The poet Jayne Cortez passed away this past December 28th
in New York City (New York Times obituary
). She started publishing her poems in the late 1960s and in the 70s began performing her poetry backed by music, first
with bassist Richard Davis, and then backed by her own band The Firespitters. Some of their tracks have found their way to YouTube: I See Chano Pozo
, If the Drum Is a Woman
, There It Is
, Maintain Control & Economic Love Song I
, Everybody Wants to Be Somebody
, Takin' the Blues Back Home
, Talk to Me (for Don Cherry)
, I've Been Searching
, You Can Be
and Endangered Species List Blues
. Just two years ago she performed solo with her son by Ornette Coleman, drummer Denardo Coleman: Find Your Own Voice
, I'm Gonna Shake
and She Got He Got
. In 1997 she was featured on University of California television network in the series Artists on the Cutting Edge
where she read poems and discussed her work. Finally, here's a brief clip
from the 1982 documentary Poetry in Motion, where she was interviewed.
posted by Kattullus
on Jan 5, 2013 -
With cities, it is as with dreams: everything imaginable can be dreamed, but even the most unexpected dream is a rebus that conceals a desire or, its reverse, a fear. Cities, like dreams, are made of desires and fears, even if the thread of their discourse is secret, their rules are absurd, their perspectives deceitful, and everything conceals something else.
December 2012 marks the 40th anniversary of Invisible Cities
-- the sublime metaphysical travelogue by author-journalist Italo Calvino
. In a series of pensive dialogues with jaded emperor Kublai Khan

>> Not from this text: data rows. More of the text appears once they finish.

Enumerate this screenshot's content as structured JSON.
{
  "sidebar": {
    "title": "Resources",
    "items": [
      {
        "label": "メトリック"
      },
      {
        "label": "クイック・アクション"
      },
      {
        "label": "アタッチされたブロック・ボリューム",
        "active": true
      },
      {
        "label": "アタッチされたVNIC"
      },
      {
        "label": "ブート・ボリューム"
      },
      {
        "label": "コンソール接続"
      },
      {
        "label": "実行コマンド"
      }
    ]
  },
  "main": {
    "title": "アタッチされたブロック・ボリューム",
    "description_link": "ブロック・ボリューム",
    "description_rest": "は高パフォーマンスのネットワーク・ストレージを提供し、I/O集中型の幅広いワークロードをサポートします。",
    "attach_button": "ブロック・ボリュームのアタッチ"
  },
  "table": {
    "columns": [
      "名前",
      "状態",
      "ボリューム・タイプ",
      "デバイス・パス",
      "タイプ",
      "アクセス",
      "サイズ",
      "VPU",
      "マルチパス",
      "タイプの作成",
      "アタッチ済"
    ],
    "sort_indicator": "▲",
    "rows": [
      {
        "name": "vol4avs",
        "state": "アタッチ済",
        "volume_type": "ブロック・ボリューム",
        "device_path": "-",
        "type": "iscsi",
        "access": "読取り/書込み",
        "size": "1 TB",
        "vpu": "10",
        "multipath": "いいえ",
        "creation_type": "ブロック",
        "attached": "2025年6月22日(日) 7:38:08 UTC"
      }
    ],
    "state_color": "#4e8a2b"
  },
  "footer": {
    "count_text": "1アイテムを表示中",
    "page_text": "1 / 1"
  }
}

, the explorer Marco Polo
describes a meandering litany of visionary and impossible places, dozens of surreal, fantastical cities
, each poetically reifying ideas vital to language, philosophy, and the human spirit. This gracefully written love letter to urban life has inspired countless tributes
, but it's just the most accessible of Calvino's fascinating literary catalogue. Look inside for a closer look at his most remarkable works, links to English translations of his magical prose, and collections of artistic interpretations from around the web -- including this treasure trove of essays, excerpts, articles, and recommended reading
. [more inside]
posted by Rhaomi
on Dec 30, 2012 -
This, like many clichés, so lame and unexciting on the surface, actually expresses a great and terrible truth. It is not the least bit coincidental that adults who commit suicide with firearms almost always shoot themselves in: the head. They shoot the terrible master. And the truth is that most of these suicides are actually dead long before they pull the trigger.
And I submit that this is what the real, no bullshit value of your liberal arts education is supposed to be about: how to keep from going through your comfortable, prosperous, respectable adult life dead, unconscious, a slave to your head and to your natural default setting of being uniquely, completely, imperially alone day in and day out. That may sound like hyperbole, or abstract nonsense. Let's get concrete. The plain fact is that you graduating seniors do not yet have any clue what "day in day out" really means. There happen to be whole, large parts of adult American life that nobody talks about in commencement speeches. One such part involves boredom, routine, and petty frustration. The parents and older folks here will know all too well what I'm talking about.
First reported by an anonymous tip to a blog
, the Los Angeles Times
has confirmed that David Foster Wallace has hung himself.
posted by gerryblog
on Sep 13, 2008 -
The author Rodney Whitaker is dead
, taking along with him Trevanian, Nicholas Seare, Benat Le Cagot, and several of his other pen names. Under the name Trevanian he wrote The Eiger Sanction
(1972) (which became a Clint Eastwood movie of the same name
(1979), The Loo Sanction
(1973), The Summer of Katya
(1983), The Main
(1976), Incident at Twenty-Mile
(1998), and others. In real life, Whitaker was the Chairman of the Radio, Television, and Film Department at the University of Texas
. He was believe to be 74 years old, and died of chronic obstructive pulmonary disease.
posted by NotMyselfRightNow
on Dec 17, 2005 -
As a youngen, I was very much enamored with Ken Kesey's questioning soul and his flare for the wild. His novels provided much comfort as I tried to navigate my way through those conforming years we all know as high school. May he RIP.
posted by Ms Snit
on Nov 11, 2001 -